Facts and narratives that include objects and other features discovered in the ground!
Browse the Wonders
Simply start typing to begin exploring the collection.
Pick from our set of Themes that bring together different Wonders.
Start your search at an address or location on a map.
Start from one of our many museum objects.
The Themes are a great way to dive into the Wonders of the Peak collection and to understand how it is organised.
Find out more about the built environment, as well as some long-lost buildings and features of the landscape.
In addition to the two examples above, there are 10 more Themes to explore.
You might find that some of the Themes have corresponding spaces within the Museum where you can see a selection of related objects in one place.
By registering for free with Wonders of the Peak you'll get access to all the great features listed below.
Find Wonders in the wild
Use the Pocket Wonders mobile app to track down Wonders outdoors in Buxton and the Peak District. Your phone or tablet will help you uncover something new each time you step outside.
Build a museum
Dig through the layers of the landscape to reveal archaeology then save the objects to your personalised museum collection.
Get involved in improving and expanding our collection of Wonders by responding to Challenges. Click here for a quick look at our current Challenge.
Schools of the Peak - Museum Challenge
Use this challenge to upload and share your school's work; from stories and articles, to photography and artwork.
Buxton Museum & Art Gallery

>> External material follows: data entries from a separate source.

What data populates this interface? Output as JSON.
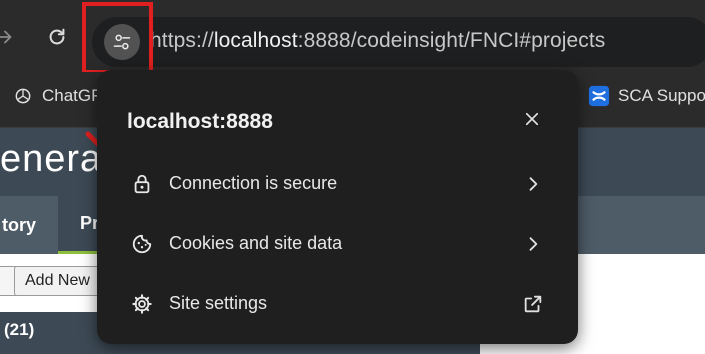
{
  "browser": {
    "url_prefix": "https://",
    "url_host": "localhost",
    "url_rest": ":8888/codeinsight/FNCI#projects",
    "bookmarks": [
      {
        "label": "ChatGP",
        "icon": "openai-icon"
      },
      {
        "label": "SCA Suppo",
        "icon": "confluence-icon"
      }
    ]
  },
  "page": {
    "logo_text": "enera",
    "tabs": [
      "tory",
      "Pr"
    ],
    "add_new_label": "Add New",
    "list_header": "(21)"
  },
  "popup": {
    "title": "localhost:8888",
    "items": [
      {
        "label": "Connection is secure",
        "icon": "lock-icon",
        "action": "chevron-right-icon"
      },
      {
        "label": "Cookies and site data",
        "icon": "cookie-icon",
        "action": "chevron-right-icon"
      },
      {
        "label": "Site settings",
        "icon": "gear-icon",
        "action": "open-in-new-icon"
      }
    ]
  },
  "colors": {
    "annotation": "#e02020",
    "page_header": "#3d4a55",
    "accent_green": "#8dbf3c"
  }
}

The Wonders out in the landscape are linked to the Wonders of the Peak exhibits in Buxton Museum & Art Gallery. The Museum is a great place to start your trip to the Peak District.

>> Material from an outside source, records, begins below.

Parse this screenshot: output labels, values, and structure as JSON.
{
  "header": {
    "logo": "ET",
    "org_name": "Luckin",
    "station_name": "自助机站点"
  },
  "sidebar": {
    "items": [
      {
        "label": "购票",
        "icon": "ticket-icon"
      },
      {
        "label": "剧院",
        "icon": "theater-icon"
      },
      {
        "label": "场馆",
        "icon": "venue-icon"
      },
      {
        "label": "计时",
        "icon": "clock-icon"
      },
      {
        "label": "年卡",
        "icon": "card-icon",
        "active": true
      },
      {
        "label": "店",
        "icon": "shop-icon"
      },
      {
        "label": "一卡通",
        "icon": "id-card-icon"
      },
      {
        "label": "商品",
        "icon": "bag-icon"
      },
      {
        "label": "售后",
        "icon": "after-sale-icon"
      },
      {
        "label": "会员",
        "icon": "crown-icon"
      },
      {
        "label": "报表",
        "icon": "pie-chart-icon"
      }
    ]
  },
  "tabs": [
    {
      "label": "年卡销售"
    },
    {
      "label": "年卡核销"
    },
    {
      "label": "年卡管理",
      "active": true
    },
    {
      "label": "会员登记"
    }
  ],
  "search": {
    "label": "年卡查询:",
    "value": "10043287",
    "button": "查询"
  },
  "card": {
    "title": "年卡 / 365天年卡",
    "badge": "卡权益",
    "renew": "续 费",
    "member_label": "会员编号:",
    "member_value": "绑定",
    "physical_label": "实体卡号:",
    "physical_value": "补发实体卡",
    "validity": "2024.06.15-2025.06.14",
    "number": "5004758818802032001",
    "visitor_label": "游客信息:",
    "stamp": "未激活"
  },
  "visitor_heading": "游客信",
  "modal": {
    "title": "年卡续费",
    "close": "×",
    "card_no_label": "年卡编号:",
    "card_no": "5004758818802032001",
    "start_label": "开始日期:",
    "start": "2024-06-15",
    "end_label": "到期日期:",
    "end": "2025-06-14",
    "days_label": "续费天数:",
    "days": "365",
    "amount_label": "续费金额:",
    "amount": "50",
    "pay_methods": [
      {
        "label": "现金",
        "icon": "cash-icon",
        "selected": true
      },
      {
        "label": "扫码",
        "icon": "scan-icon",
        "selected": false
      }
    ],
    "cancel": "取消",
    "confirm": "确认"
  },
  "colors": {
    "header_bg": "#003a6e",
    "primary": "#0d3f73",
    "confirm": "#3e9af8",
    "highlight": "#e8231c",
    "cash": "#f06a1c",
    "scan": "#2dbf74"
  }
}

Volunteer archivist Ian Gregory shines his unique torch on another murky corner of Buxton Museum’s collections: In 1921, miners working at Broken Hill, Zambia (then called Northern Rhodesia) discovered the skull of an ancestor of humanity. Reports of this discovery came into the collections at Buxton Museum, via the geologists William Boyd Dawkins and J.W. […]
This post is from Buxton Museum and Art Gallery